Stephens (2010) recently asked: “As technology continues to evolve so quickly, TLs are faced with many challenges: providing resources, supporting the curriculum and guiding access. What can we do to ensure we are best meeting the needs of our students and their learning in times of change and challenge?” Less than 30% of public libraries and schools collaborate to share digital resources, including eBook collections. This director’s brief argues that collaboration between public libraries and schools is essential in order to consider fiscal and holistic solutions to address literacy challenges and hyperlinked community building. Research shows that hyperlinked consortiums of public libraries and schools increase literacy rates and nearly triple circulation numbers. In the end, students stand to reap the benefits of collaborative services that meet their literacy needs that will both align with Common Core standards and spark curiosity in readership.
Now that children are in “home school” because of the pandemic, it seems like learning is some new thing that parents must instill. We (caretakers) are commonly so nervous that our kids won’t learn enough, or learn as much as the others, or that we are not teaching it “right”. (I won’t even breach the topic of the challenge that teachers face in suddenly transferring classroom learning to virtual learning, with higher expectations now and pressure from parents who don’t know what to do! That is another discussion altogether for which I have great compassion and admiration for teachers. As I have great compassion and admiration for parents who are facing double-duty.) I think a big strain on families right now is that we suddenly need to teach and hold onto our careers simultaneously, or literally be on the phone with unemployment all day. Thus, we have no time to figure out how to teach in the midst of the struggle to make a living.
This scenario has caused me to review where learning comes from, or at least consider the values of everyday experiences as learning opportunities. I can’t recreate my 5-year-old daughter’s classroom exactly, although we do have a handmade alphabet and number line hanging in our family room.

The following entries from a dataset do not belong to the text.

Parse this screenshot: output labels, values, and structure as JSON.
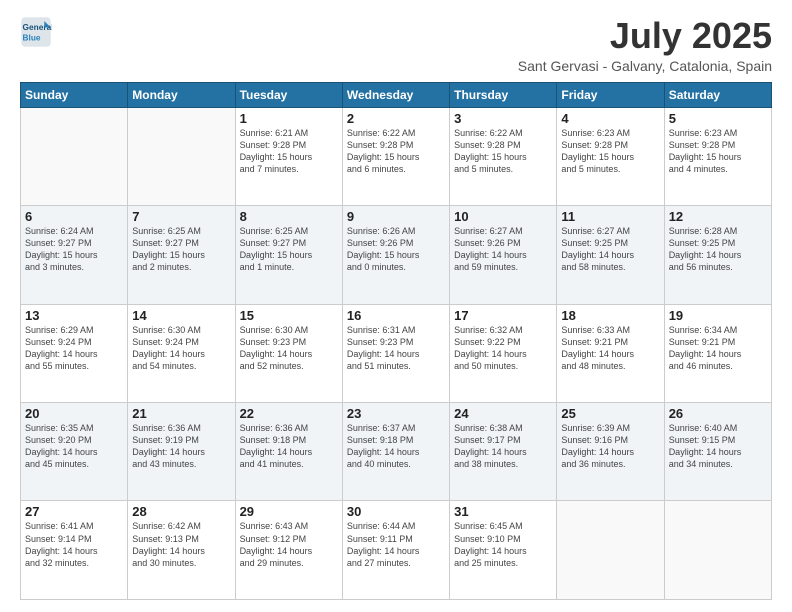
{
  "header": {
    "logo_line1": "General",
    "logo_line2": "Blue",
    "month_title": "July 2025",
    "location": "Sant Gervasi - Galvany, Catalonia, Spain"
  },
  "days_of_week": [
    "Sunday",
    "Monday",
    "Tuesday",
    "Wednesday",
    "Thursday",
    "Friday",
    "Saturday"
  ],
  "weeks": [
    [
      {
        "day": "",
        "info": ""
      },
      {
        "day": "",
        "info": ""
      },
      {
        "day": "1",
        "info": "Sunrise: 6:21 AM\nSunset: 9:28 PM\nDaylight: 15 hours\nand 7 minutes."
      },
      {
        "day": "2",
        "info": "Sunrise: 6:22 AM\nSunset: 9:28 PM\nDaylight: 15 hours\nand 6 minutes."
      },
      {
        "day": "3",
        "info": "Sunrise: 6:22 AM\nSunset: 9:28 PM\nDaylight: 15 hours\nand 5 minutes."
      },
      {
        "day": "4",
        "info": "Sunrise: 6:23 AM\nSunset: 9:28 PM\nDaylight: 15 hours\nand 5 minutes."
      },
      {
        "day": "5",
        "info": "Sunrise: 6:23 AM\nSunset: 9:28 PM\nDaylight: 15 hours\nand 4 minutes."
      }
    ],
    [
      {
        "day": "6",
        "info": "Sunrise: 6:24 AM\nSunset: 9:27 PM\nDaylight: 15 hours\nand 3 minutes."
      },
      {
        "day": "7",
        "info": "Sunrise: 6:25 AM\nSunset: 9:27 PM\nDaylight: 15 hours\nand 2 minutes."
      },
      {
        "day": "8",
        "info": "Sunrise: 6:25 AM\nSunset: 9:27 PM\nDaylight: 15 hours\nand 1 minute."
      },
      {
        "day": "9",
        "info": "Sunrise: 6:26 AM\nSunset: 9:26 PM\nDaylight: 15 hours\nand 0 minutes."
      },
      {
        "day": "10",
        "info": "Sunrise: 6:27 AM\nSunset: 9:26 PM\nDaylight: 14 hours\nand 59 minutes."
      },
      {
        "day": "11",
        "info": "Sunrise: 6:27 AM\nSunset: 9:25 PM\nDaylight: 14 hours\nand 58 minutes."
      },
      {
        "day": "12",
        "info": "Sunrise: 6:28 AM\nSunset: 9:25 PM\nDaylight: 14 hours\nand 56 minutes."
      }
    ],
    [
      {
        "day": "13",
        "info": "Sunrise: 6:29 AM\nSunset: 9:24 PM\nDaylight: 14 hours\nand 55 minutes."
      },
      {
        "day": "14",
        "info": "Sunrise: 6:30 AM\nSunset: 9:24 PM\nDaylight: 14 hours\nand 54 minutes."
      },
      {
        "day": "15",
        "info": "Sunrise: 6:30 AM\nSunset: 9:23 PM\nDaylight: 14 hours\nand 52 minutes."
      },
      {
        "day": "16",
        "info": "Sunrise: 6:31 AM\nSunset: 9:23 PM\nDaylight: 14 hours\nand 51 minutes."
      },
      {
        "day": "17",
        "info": "Sunrise: 6:32 AM\nSunset: 9:22 PM\nDaylight: 14 hours\nand 50 minutes."
      },
      {
        "day": "18",
        "info": "Sunrise: 6:33 AM\nSunset: 9:21 PM\nDaylight: 14 hours\nand 48 minutes."
      },
      {
        "day": "19",
        "info": "Sunrise: 6:34 AM\nSunset: 9:21 PM\nDaylight: 14 hours\nand 46 minutes."
      }
    ],
    [
      {
        "day": "20",
        "info": "Sunrise: 6:35 AM\nSunset: 9:20 PM\nDaylight: 14 hours\nand 45 minutes."
      },
      {
        "day": "21",
        "info": "Sunrise: 6:36 AM\nSunset: 9:19 PM\nDaylight: 14 hours\nand 43 minutes."
      },
      {
        "day": "22",
        "info": "Sunrise: 6:36 AM\nSunset: 9:18 PM\nDaylight: 14 hours\nand 41 minutes."
      },
      {
        "day": "23",
        "info": "Sunrise: 6:37 AM\nSunset: 9:18 PM\nDaylight: 14 hours\nand 40 minutes."
      },
      {
        "day": "24",
        "info": "Sunrise: 6:38 AM\nSunset: 9:17 PM\nDaylight: 14 hours\nand 38 minutes."
      },
      {
        "day": "25",
        "info": "Sunrise: 6:39 AM\nSunset: 9:16 PM\nDaylight: 14 hours\nand 36 minutes."
      },
      {
        "day": "26",
        "info": "Sunrise: 6:40 AM\nSunset: 9:15 PM\nDaylight: 14 hours\nand 34 minutes."
      }
    ],
    [
      {
        "day": "27",
        "info": "Sunrise: 6:41 AM\nSunset: 9:14 PM\nDaylight: 14 hours\nand 32 minutes."
      },
      {
        "day": "28",
        "info": "Sunrise: 6:42 AM\nSunset: 9:13 PM\nDaylight: 14 hours\nand 30 minutes."
      },
      {
        "day": "29",
        "info": "Sunrise: 6:43 AM\nSunset: 9:12 PM\nDaylight: 14 hours\nand 29 minutes."
      },
      {
        "day": "30",
        "info": "Sunrise: 6:44 AM\nSunset: 9:11 PM\nDaylight: 14 hours\nand 27 minutes."
      },
      {
        "day": "31",
        "info": "Sunrise: 6:45 AM\nSunset: 9:10 PM\nDaylight: 14 hours\nand 25 minutes."
      },
      {
        "day": "",
        "info": ""
      },
      {
        "day": "",
        "info": ""
      }
    ]
  ]
}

I have come to accept that my daughter is learning much outside of the structure of school that I try to provide, despite that I cannot replace her classmates and all the experiences that it provides socially. For example, speaking of infinite learning, everyday on our walks or bike rides, we pass by Caroline, our elder neighbor whom my daughter and I love. We learn so much just from our interaction: we practice social distancing, a lesson in math (what is six feet?), paired with a new understanding regarding germs (science). Verbal communication with Caroline always involves many questions for my five-year old to answer loudly and articulately. She practices being social with new language skills. The weather is always a topic of discussion, another daily pre-K classroom exercise we get in a new way. My daughter also gets to experience respecting elders in this interaction. We make sure Caroline has enough food, she feels well, and we always offer any help she might need. Sadie always asks about her two walking sticks, so we discuss balance (physics and anatomy) and the importance of exercise (P.E.) to keep moving for your own health. In many ways, reconsidering what learning is and the value of these pandemic experiences is a new type of schooling. It helps me to consider placing less pressure on myself to be the school that she doesn’t have right now. There is learning everywhere.
I focused my reading this Module on Learning Everywhere and Professional Learning Experiences. It is an interesting juxtaposition. With a background in teaching (and the new teacher-mother for now of my curious five-year old), I feel that learning is everywhere. I have particular compassion for library staff and part-timers who need skill building opportunities. I am very much a supporter of learning access to all; it is probably why I chose the teaching profession. Like Stephens expresses in his articles about Professional Learning, the opportunity to make in-person connections is vital to our professional development and learning.
A few years ago, I led a workshop with a mentor of mine about simply discussing the compassion and transformation that is built when teaching oral history. Oral history educators, and us as facilitators, took time in a circle with a few fun exercises to talk about how the experience that our students endure when finally practicing oral history interviewing creates compassion. It was so refreshing to share stories of transformation. We also were able to share stories of struggle and challenge in the midst of interviews, and how to troubleshoot issues that arise in these intimate scenarios. More than ever, even at conferences like the Oral History Association Annual Conference, did we need to sit and discuss the real-life heart of our practices, beyond the academic and theoretical needs we all have as practitioners.
I love Stephens’ concept of “heart” in librarianship, and I think it can be applied to many professions. It reminds us of why we do what we do, and it gives practitioners a chance to learn from each other, share stories, and build community. It is the perfect way to develop professionally. I think these learning experiences don’t have to occur at conferences, at great cost, or even with great time restraints. We can set aside short time periods for workshopping – read: sharing—our thoughts and exchanging our heartfelt ideas. In the context of this pandemic, I am finding it so helpful to exchange often humorous stories with other caretakers on how we are living and teaching our children, and how they are teaching us. It is an amazing lesson in tolerance, patience, creativity, comedy, and resilience, to name a few non-standardized objectives!